What this task involves >> Every line below that mentions the word "bitwy" should be copied out.

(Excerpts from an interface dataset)
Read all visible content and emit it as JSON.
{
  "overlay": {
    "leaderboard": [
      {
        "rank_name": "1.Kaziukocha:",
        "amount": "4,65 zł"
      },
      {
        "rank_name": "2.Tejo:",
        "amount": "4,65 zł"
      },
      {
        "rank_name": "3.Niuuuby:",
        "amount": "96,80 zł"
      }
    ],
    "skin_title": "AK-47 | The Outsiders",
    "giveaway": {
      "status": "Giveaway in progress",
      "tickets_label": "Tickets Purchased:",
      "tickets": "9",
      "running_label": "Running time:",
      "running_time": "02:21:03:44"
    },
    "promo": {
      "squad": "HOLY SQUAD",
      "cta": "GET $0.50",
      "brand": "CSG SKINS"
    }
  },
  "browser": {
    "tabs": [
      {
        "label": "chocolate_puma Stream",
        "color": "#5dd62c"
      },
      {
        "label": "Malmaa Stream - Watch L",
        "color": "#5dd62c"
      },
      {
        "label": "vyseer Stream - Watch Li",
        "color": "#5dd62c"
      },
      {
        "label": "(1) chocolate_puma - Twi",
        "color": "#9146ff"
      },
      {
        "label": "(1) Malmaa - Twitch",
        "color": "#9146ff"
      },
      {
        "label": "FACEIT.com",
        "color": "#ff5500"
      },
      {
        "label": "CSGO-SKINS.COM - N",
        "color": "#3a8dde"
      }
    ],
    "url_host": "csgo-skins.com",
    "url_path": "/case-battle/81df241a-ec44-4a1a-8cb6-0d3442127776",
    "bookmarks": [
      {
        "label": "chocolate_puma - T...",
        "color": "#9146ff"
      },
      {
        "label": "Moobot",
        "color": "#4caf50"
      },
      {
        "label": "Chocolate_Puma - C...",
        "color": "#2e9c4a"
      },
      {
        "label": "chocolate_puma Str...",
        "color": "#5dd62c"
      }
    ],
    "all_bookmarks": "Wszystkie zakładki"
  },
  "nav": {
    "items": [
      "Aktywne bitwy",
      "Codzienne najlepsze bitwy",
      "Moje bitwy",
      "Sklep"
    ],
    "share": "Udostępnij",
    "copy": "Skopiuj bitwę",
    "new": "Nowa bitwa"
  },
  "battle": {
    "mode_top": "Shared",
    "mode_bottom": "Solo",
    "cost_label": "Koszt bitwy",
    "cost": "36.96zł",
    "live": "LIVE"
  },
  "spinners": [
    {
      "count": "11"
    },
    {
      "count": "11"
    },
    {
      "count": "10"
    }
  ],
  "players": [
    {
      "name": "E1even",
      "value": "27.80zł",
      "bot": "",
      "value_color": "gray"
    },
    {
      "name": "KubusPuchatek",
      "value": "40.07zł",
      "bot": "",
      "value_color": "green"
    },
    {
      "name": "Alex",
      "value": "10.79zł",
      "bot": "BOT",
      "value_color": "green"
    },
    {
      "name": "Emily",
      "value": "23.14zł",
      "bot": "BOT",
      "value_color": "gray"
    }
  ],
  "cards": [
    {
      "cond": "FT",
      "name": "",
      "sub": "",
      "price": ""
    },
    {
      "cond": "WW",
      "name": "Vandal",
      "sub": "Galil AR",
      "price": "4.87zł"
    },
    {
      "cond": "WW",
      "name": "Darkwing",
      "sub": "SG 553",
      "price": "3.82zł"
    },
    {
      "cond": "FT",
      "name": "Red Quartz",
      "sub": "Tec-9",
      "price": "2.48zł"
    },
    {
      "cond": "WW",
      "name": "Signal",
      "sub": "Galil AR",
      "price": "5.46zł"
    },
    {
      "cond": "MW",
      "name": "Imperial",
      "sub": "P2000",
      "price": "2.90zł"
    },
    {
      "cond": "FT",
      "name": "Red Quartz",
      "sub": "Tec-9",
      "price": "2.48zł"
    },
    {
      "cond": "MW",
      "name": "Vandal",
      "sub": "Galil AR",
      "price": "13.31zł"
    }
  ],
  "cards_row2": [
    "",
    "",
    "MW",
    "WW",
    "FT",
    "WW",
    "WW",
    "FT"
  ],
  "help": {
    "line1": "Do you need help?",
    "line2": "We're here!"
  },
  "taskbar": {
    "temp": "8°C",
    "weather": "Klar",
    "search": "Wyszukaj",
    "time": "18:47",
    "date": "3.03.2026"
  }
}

Answer below >>
      "Aktywne bitwy",
      "Codzienne najlepsze bitwy",
      "Moje bitwy",
    "cost_label": "Koszt bitwy",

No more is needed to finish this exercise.